Two strikes have taken place, including last week which saw nearly 200,000 cancelled appointments and operations.
The Academy of Medical Royal Colleges said a conciliation service like Acas was needed for the sake of patients.
The Department of Health said it would not involve a third party but ministers would engage constructively.
The Academy of Medical Royal Colleges, which brings together leading doctors and surgeons, helped broker a deal between junior doctors and the government in their last dispute in 2016, which was over the introduction of a new contract.
It says it now has concerns about both a lack of a solution in the current pay row and the anticipated impact on services and patients that will potentially follow any future action.
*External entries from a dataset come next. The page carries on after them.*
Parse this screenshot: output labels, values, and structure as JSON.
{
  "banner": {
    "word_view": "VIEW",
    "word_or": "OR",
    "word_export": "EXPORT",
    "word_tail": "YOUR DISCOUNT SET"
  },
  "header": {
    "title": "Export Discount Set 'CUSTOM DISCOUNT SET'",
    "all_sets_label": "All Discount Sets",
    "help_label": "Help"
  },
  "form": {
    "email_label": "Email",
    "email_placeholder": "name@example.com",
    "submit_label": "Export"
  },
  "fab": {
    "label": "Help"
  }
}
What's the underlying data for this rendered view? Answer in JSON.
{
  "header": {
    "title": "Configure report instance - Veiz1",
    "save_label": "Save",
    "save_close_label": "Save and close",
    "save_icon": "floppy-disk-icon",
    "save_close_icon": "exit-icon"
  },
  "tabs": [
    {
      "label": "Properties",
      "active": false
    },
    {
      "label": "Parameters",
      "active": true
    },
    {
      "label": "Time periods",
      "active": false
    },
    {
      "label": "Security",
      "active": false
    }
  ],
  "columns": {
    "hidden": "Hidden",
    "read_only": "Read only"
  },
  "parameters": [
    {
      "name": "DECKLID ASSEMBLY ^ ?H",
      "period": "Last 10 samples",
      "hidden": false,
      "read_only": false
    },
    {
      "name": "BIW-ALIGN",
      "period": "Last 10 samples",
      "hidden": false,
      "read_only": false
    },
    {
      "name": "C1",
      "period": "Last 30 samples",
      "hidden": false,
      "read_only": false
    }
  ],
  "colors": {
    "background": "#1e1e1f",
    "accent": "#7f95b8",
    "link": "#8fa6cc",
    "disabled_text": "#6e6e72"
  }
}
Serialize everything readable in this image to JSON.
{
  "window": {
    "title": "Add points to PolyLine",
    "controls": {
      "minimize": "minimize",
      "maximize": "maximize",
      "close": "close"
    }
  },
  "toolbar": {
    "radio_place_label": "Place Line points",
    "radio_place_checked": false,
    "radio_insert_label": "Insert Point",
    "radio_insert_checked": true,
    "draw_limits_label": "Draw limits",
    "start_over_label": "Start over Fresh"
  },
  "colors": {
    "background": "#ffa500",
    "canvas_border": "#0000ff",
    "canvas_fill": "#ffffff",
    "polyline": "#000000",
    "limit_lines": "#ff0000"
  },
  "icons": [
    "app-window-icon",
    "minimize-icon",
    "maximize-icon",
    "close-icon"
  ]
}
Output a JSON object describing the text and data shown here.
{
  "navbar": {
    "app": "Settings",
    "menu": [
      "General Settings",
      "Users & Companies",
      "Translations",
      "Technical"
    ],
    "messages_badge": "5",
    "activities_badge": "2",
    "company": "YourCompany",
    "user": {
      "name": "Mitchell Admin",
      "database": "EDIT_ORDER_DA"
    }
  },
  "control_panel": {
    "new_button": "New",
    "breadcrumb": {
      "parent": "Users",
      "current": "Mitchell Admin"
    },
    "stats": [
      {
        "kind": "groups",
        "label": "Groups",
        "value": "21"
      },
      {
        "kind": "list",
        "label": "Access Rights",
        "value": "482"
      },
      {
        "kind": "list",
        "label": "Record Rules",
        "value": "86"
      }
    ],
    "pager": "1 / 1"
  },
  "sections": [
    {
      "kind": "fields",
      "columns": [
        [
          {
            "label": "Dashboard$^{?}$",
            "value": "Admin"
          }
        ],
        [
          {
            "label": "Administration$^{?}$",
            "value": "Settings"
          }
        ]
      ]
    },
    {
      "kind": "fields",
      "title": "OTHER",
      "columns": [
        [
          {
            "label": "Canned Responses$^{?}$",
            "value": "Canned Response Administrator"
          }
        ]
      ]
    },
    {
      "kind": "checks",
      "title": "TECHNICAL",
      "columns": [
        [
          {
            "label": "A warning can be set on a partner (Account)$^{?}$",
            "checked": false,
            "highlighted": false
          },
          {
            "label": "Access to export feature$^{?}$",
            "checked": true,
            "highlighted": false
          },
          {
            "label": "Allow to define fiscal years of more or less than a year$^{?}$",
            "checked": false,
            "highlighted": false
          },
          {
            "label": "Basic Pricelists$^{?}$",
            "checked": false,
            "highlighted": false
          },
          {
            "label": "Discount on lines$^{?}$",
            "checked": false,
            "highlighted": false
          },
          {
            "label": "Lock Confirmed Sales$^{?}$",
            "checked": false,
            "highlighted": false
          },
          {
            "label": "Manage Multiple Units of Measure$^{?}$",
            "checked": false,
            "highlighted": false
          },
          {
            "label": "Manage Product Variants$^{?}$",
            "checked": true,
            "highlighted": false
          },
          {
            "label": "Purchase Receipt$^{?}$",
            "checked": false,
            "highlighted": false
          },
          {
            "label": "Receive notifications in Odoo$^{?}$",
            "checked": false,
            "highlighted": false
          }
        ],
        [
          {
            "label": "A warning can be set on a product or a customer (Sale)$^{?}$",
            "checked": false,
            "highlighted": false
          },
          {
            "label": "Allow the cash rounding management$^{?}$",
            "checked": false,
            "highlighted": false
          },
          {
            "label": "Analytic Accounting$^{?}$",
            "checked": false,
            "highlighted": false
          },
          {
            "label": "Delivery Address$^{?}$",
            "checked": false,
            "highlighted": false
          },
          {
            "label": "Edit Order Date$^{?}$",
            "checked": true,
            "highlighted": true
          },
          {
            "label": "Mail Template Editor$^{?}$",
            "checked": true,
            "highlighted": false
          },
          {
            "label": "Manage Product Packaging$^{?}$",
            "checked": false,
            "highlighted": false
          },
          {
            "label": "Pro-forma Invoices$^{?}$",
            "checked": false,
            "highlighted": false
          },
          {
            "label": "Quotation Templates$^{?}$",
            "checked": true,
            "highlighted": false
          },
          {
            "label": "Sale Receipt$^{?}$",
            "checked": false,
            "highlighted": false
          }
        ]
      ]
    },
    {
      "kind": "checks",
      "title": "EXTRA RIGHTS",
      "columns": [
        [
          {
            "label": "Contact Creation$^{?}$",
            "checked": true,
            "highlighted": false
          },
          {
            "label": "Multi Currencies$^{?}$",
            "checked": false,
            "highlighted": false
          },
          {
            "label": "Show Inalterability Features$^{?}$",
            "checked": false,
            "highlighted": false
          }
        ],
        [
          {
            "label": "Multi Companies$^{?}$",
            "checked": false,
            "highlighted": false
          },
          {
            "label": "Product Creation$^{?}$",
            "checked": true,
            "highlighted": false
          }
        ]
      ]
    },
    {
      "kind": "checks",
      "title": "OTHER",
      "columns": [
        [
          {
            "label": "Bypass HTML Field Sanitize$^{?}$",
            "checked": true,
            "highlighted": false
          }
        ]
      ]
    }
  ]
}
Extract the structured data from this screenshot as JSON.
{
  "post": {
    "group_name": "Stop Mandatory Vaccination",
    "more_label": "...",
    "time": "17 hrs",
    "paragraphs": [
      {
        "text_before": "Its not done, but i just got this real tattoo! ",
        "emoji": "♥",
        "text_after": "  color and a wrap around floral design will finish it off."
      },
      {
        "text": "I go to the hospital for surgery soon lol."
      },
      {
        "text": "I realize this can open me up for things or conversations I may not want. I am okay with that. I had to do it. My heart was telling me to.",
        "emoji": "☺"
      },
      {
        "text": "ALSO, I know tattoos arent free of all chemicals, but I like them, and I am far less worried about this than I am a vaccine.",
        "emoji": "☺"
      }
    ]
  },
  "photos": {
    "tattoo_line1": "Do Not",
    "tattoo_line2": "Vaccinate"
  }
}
“Both parties need to rapidly engage with an independent organisation to work out how the deadlock can be broken for the sake of patients and the wider NHS,” the Academy said in a statement.
The British Medical Association (BMA), which represents junior doctors, said it had already reached out to Acas and suggested the Academy’s intervention would put more pressure on the government to do the same.
The BMA said it believes working with the conciliation service gives “the most realistic chance” of ending the strike.
It came after the NHS Confederation, the body representing NHS health service trusts, had suggested that Acas should be involved. Labour this week also urged the health secretary to “swallow his pride” and call in the service to “mediate an end” to the dispute.
Junior doctors – which include medical school graduates to those with many years’ experience on the front line – represent 40% of the medical workforce. The are asking for a 35% pay rise – arguing their pay has been cut by 26% since 2008 once inflation is taken into account.
But the government has said the pay demand is “unreasonable in the current economic context”.
More than 196,000 hospital appointments and about 20,000 operations and treatments had to be cancelled because of the most recent strike. It was the greatest number of cancellations so far in the NHS pay dispute, which has also involved nurses, hospital staff, ambulance workers and physios.
It brings the total number of appointments affected by all the strikes over the past five months to more than 500,000.
Prof Dame Helen Stokes-Lampard, chair of Academy of Medical Royal Colleges, said the industrial action is having a “serious impact” on the quality of care offered by the NHS.
“We hope both sides hear this call to start to find a way forward and act on it,” Prof Stokes-Lampard said.
“The longer this dispute goes on the more entrenched we all become and the harder it is to break the impasse.”
- STACEY SLEEPS OVER: Stacey Dooley visits Britain’s most unusual houses
- BOUND BY DEFIANCE: Daisy May Cooper stars in Rain Dogs